Task to carry out:
Lines containing the word "icon" in the data below: say how many, with no other text.

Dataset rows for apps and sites
-=-=-

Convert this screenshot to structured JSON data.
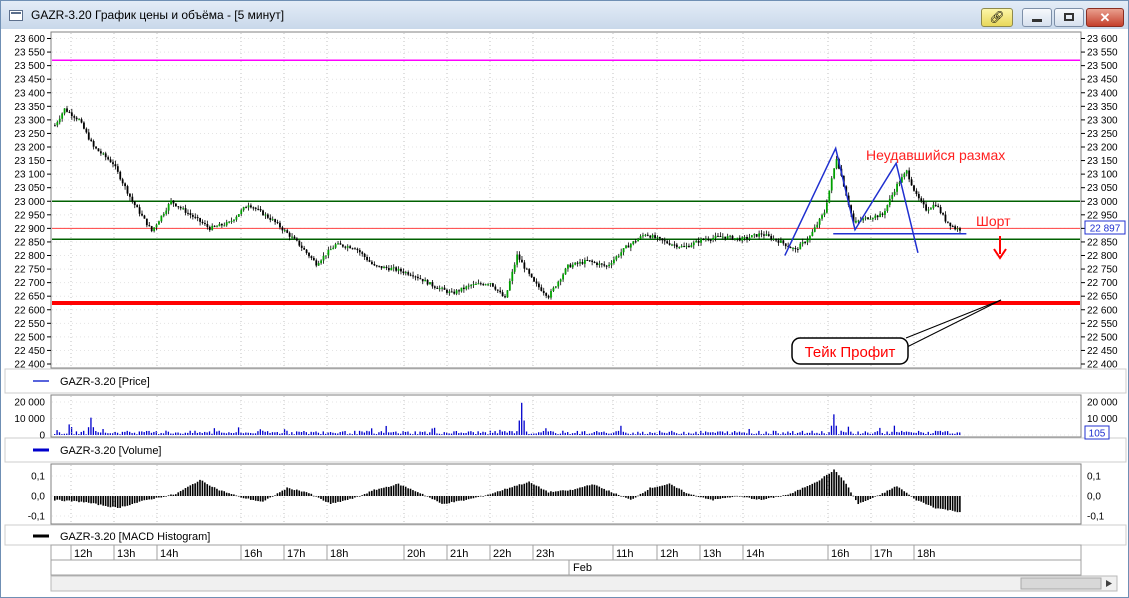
{
  "window": {
    "title": "GAZR-3.20 График цены и объёма - [5 минут]",
    "link_icon": "link-icon",
    "min_icon": "minimize-icon",
    "max_icon": "maximize-icon",
    "close_icon": "close-icon"
  },
  "chart_data": [
    {
      "type": "candlestick",
      "legend": "GAZR-3.20 [Price]",
      "ylim": [
        22400,
        23600
      ],
      "yticks": [
        "23 600",
        "23 550",
        "23 500",
        "23 450",
        "23 400",
        "23 350",
        "23 300",
        "23 250",
        "23 200",
        "23 150",
        "23 100",
        "23 050",
        "23 000",
        "22 950",
        "22 900",
        "22 850",
        "22 800",
        "22 750",
        "22 700",
        "22 650",
        "22 600",
        "22 550",
        "22 500",
        "22 450",
        "22 400"
      ],
      "last_price_label": "22 897",
      "colors": {
        "up": "#00a000",
        "down": "#000000"
      },
      "anchors": [
        [
          0,
          23280
        ],
        [
          4,
          23340
        ],
        [
          10,
          23300
        ],
        [
          16,
          23200
        ],
        [
          24,
          23140
        ],
        [
          32,
          23000
        ],
        [
          40,
          22890
        ],
        [
          48,
          23000
        ],
        [
          56,
          22950
        ],
        [
          64,
          22900
        ],
        [
          72,
          22920
        ],
        [
          80,
          22990
        ],
        [
          90,
          22930
        ],
        [
          100,
          22850
        ],
        [
          108,
          22770
        ],
        [
          116,
          22840
        ],
        [
          124,
          22830
        ],
        [
          132,
          22760
        ],
        [
          140,
          22750
        ],
        [
          148,
          22730
        ],
        [
          156,
          22690
        ],
        [
          164,
          22660
        ],
        [
          172,
          22690
        ],
        [
          180,
          22700
        ],
        [
          186,
          22640
        ],
        [
          191,
          22800
        ],
        [
          198,
          22700
        ],
        [
          204,
          22650
        ],
        [
          212,
          22760
        ],
        [
          220,
          22780
        ],
        [
          228,
          22760
        ],
        [
          236,
          22830
        ],
        [
          244,
          22880
        ],
        [
          252,
          22850
        ],
        [
          260,
          22830
        ],
        [
          268,
          22860
        ],
        [
          276,
          22870
        ],
        [
          284,
          22860
        ],
        [
          292,
          22880
        ],
        [
          300,
          22850
        ],
        [
          306,
          22820
        ],
        [
          312,
          22870
        ],
        [
          318,
          22960
        ],
        [
          323,
          23160
        ],
        [
          326,
          23060
        ],
        [
          330,
          22920
        ],
        [
          336,
          22940
        ],
        [
          342,
          22950
        ],
        [
          348,
          23060
        ],
        [
          352,
          23110
        ],
        [
          356,
          23020
        ],
        [
          360,
          22970
        ],
        [
          364,
          22990
        ],
        [
          368,
          22930
        ],
        [
          372,
          22900
        ],
        [
          374,
          22897
        ]
      ],
      "hlines": [
        {
          "value": 23520,
          "color": "#ff00ff",
          "width": 1.5
        },
        {
          "value": 23000,
          "color": "#006000",
          "width": 1.5
        },
        {
          "value": 22900,
          "color": "#ff4040",
          "width": 1
        },
        {
          "value": 22860,
          "color": "#006000",
          "width": 1.5
        },
        {
          "value": 22625,
          "color": "#ff0000",
          "width": 4
        }
      ],
      "drawings": [
        {
          "points": [
            [
              302,
              22800
            ],
            [
              323,
              23195
            ],
            [
              331,
              22895
            ],
            [
              348,
              23140
            ],
            [
              357,
              22810
            ]
          ],
          "color": "#2030d0"
        },
        {
          "points": [
            [
              322,
              22880
            ],
            [
              377,
              22880
            ]
          ],
          "color": "#2030d0"
        }
      ],
      "annotations": [
        {
          "text": "Неудавшийся размах",
          "color": "#ff2020"
        },
        {
          "text": "Шорт",
          "color": "#ff2020"
        },
        {
          "text": "Тейк Профит",
          "color": "#ff0000"
        }
      ]
    },
    {
      "type": "bar",
      "legend": "GAZR-3.20 [Volume]",
      "ylim": [
        0,
        23000
      ],
      "yticks": [
        "20 000",
        "10 000",
        "0"
      ],
      "last_label": "105",
      "peaks": [
        [
          15,
          10500
        ],
        [
          193,
          19500
        ],
        [
          322,
          12500
        ]
      ],
      "color": "#0000cc"
    },
    {
      "type": "bar",
      "legend": "GAZR-3.20 [MACD Histogram]",
      "ylim": [
        -0.13,
        0.15
      ],
      "yticks": [
        "0,1",
        "0,0",
        "-0,1"
      ],
      "anchors": [
        [
          0,
          -0.02
        ],
        [
          12,
          -0.03
        ],
        [
          26,
          -0.06
        ],
        [
          38,
          -0.02
        ],
        [
          50,
          0.01
        ],
        [
          60,
          0.08
        ],
        [
          68,
          0.03
        ],
        [
          78,
          -0.01
        ],
        [
          86,
          -0.03
        ],
        [
          96,
          0.04
        ],
        [
          104,
          0.02
        ],
        [
          114,
          -0.04
        ],
        [
          124,
          -0.01
        ],
        [
          132,
          0.03
        ],
        [
          142,
          0.06
        ],
        [
          152,
          0.01
        ],
        [
          160,
          -0.04
        ],
        [
          170,
          -0.02
        ],
        [
          180,
          0.01
        ],
        [
          190,
          0.05
        ],
        [
          196,
          0.07
        ],
        [
          204,
          0.02
        ],
        [
          214,
          0.03
        ],
        [
          222,
          0.06
        ],
        [
          230,
          0.02
        ],
        [
          238,
          -0.02
        ],
        [
          246,
          0.04
        ],
        [
          254,
          0.06
        ],
        [
          262,
          0.01
        ],
        [
          272,
          -0.02
        ],
        [
          282,
          0.0
        ],
        [
          292,
          -0.02
        ],
        [
          304,
          0.01
        ],
        [
          316,
          0.08
        ],
        [
          322,
          0.13
        ],
        [
          326,
          0.08
        ],
        [
          332,
          -0.04
        ],
        [
          340,
          0.0
        ],
        [
          348,
          0.05
        ],
        [
          356,
          -0.02
        ],
        [
          364,
          -0.06
        ],
        [
          374,
          -0.08
        ]
      ],
      "color": "#000000"
    }
  ],
  "time_axis": {
    "hours": [
      "12h",
      "13h",
      "14h",
      "16h",
      "17h",
      "18h",
      "20h",
      "21h",
      "22h",
      "23h",
      "11h",
      "12h",
      "13h",
      "14h",
      "16h",
      "17h",
      "18h"
    ],
    "date_label": "Feb"
  }
}
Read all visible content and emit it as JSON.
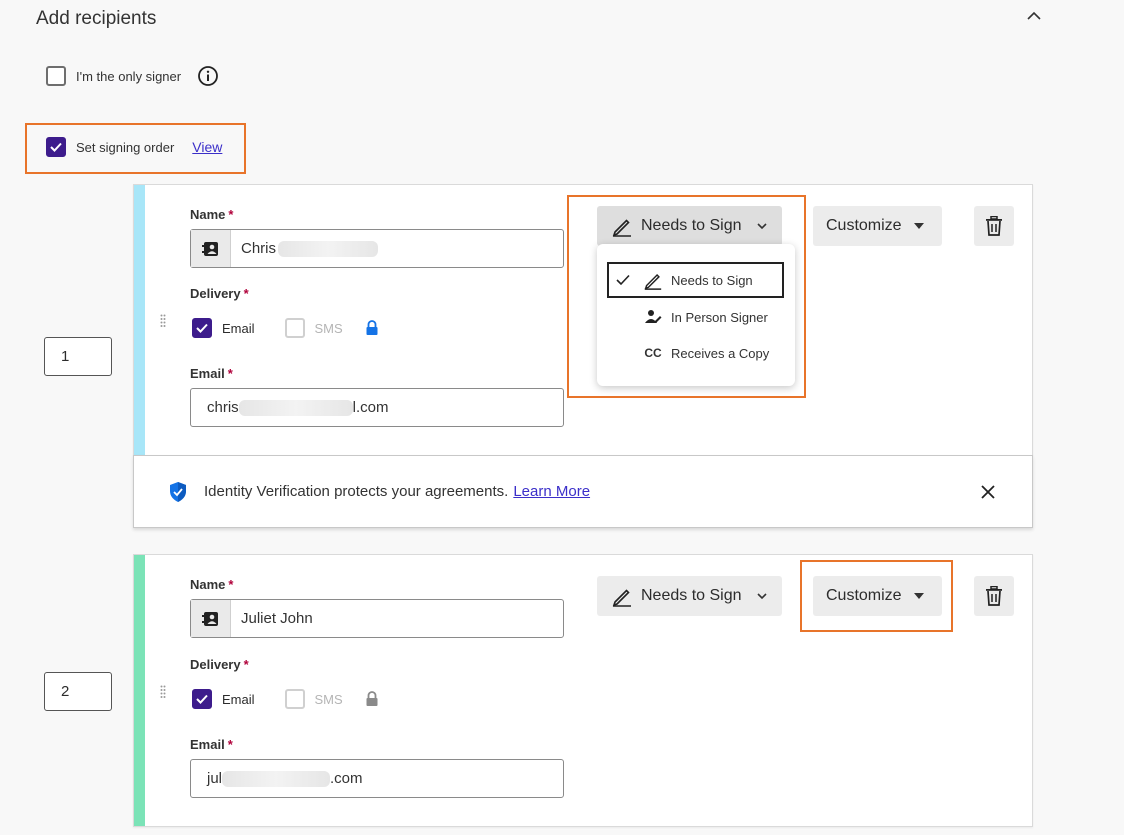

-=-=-

Task output:
4